Data provided
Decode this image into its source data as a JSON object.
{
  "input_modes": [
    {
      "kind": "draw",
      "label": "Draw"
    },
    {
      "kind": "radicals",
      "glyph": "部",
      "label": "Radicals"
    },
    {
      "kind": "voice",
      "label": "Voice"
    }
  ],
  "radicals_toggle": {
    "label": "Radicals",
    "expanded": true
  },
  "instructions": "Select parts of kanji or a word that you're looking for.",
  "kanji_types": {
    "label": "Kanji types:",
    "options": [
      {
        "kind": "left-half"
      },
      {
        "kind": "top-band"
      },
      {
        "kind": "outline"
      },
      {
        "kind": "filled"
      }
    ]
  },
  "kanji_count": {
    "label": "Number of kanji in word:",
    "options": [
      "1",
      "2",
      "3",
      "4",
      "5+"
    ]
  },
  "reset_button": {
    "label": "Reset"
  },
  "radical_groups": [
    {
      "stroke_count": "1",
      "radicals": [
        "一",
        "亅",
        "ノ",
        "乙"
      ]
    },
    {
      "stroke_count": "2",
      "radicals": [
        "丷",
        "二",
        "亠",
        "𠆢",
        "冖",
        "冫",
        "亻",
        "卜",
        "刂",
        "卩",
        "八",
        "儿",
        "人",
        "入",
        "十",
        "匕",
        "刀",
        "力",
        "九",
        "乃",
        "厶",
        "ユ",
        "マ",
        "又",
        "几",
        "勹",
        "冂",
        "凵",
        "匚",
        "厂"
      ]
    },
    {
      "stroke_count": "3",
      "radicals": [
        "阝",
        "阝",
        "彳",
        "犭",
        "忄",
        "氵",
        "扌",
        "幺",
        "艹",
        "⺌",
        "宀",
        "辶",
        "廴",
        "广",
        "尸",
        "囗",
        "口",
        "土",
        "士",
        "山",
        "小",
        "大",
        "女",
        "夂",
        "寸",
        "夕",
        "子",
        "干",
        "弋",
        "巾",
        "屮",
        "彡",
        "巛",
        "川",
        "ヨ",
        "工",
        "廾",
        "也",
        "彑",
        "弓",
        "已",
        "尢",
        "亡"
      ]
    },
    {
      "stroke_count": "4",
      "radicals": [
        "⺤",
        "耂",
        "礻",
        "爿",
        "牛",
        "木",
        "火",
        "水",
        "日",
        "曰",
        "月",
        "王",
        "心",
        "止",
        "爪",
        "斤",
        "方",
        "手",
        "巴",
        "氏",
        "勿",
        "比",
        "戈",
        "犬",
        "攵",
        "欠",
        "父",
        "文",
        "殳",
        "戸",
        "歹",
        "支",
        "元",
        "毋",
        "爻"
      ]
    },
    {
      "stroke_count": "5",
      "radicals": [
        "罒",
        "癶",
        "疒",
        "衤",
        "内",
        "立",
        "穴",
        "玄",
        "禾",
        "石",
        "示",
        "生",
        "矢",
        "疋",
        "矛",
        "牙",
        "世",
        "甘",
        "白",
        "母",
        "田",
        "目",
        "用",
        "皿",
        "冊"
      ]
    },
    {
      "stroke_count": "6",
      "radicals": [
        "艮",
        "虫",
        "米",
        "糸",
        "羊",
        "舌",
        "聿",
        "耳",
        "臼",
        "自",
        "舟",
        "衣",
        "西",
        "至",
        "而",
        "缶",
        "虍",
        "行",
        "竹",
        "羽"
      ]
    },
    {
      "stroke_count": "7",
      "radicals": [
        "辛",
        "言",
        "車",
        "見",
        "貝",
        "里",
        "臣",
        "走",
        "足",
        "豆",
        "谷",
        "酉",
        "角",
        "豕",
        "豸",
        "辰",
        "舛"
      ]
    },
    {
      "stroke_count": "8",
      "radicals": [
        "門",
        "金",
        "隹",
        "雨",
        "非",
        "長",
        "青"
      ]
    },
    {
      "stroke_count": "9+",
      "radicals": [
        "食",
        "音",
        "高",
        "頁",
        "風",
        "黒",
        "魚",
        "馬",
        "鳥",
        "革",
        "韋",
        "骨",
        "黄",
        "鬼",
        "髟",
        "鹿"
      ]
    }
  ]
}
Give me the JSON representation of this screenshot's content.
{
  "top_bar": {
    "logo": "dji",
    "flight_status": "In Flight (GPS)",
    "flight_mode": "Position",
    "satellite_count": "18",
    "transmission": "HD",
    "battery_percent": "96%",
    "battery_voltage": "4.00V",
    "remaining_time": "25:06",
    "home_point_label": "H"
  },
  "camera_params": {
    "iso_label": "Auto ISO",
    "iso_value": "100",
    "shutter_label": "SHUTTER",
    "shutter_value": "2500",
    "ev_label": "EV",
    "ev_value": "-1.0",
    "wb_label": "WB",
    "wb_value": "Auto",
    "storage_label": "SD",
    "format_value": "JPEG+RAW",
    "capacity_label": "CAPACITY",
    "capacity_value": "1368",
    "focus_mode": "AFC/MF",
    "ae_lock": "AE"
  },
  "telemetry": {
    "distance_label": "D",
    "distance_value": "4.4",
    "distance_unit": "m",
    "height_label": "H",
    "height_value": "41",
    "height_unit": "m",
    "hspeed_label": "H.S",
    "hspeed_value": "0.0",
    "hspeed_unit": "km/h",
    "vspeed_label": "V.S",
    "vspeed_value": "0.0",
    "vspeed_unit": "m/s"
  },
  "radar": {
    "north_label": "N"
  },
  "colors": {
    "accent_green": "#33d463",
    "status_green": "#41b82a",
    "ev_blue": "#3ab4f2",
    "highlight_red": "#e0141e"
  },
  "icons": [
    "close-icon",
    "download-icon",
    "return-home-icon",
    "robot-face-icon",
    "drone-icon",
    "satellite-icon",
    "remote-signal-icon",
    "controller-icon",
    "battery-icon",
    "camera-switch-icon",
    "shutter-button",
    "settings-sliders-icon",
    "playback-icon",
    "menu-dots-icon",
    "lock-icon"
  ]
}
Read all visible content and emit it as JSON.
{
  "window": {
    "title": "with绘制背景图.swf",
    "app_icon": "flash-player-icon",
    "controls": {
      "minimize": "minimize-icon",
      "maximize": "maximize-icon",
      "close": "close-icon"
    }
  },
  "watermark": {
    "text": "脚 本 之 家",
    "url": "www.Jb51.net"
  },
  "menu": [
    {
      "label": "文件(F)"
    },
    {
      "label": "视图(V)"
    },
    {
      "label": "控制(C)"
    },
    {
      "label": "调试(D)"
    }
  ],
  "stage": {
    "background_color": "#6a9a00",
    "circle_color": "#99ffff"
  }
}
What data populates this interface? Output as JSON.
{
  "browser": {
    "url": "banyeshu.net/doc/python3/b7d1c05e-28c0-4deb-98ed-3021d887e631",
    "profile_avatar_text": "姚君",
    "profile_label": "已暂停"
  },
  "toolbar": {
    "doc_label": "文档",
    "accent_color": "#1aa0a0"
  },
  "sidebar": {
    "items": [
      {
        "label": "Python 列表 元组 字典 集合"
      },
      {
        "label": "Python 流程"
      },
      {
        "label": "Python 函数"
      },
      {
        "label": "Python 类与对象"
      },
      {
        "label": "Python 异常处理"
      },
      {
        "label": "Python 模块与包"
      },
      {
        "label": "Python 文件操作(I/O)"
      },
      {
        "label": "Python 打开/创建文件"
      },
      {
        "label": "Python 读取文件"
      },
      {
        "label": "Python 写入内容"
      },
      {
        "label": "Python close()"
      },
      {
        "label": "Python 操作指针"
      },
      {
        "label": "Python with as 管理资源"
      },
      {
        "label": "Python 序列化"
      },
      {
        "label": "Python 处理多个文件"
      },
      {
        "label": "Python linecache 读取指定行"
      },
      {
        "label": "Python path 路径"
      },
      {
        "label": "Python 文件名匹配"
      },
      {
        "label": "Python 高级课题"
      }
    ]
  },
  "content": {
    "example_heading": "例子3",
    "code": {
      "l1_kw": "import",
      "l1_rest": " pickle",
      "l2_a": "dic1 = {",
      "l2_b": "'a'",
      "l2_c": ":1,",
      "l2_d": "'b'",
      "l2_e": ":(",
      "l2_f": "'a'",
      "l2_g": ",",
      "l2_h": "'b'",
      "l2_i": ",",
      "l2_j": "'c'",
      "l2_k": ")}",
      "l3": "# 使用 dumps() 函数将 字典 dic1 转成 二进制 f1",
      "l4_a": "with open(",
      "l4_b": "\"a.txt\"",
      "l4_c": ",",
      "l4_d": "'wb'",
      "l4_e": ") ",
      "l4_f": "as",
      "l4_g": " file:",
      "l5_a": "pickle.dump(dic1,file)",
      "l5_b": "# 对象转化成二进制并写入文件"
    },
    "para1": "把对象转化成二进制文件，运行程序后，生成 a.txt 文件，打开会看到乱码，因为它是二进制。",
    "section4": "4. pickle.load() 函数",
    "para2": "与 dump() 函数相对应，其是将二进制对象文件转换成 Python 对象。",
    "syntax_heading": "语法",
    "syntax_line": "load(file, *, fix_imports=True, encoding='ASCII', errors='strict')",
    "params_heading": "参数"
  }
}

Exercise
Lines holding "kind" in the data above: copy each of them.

Exercise response
      "kind": "draw",
      "kind": "radicals",
      "kind": "voice",
        "kind": "left-half"
        "kind": "top-band"
        "kind": "outline"
        "kind": "filled"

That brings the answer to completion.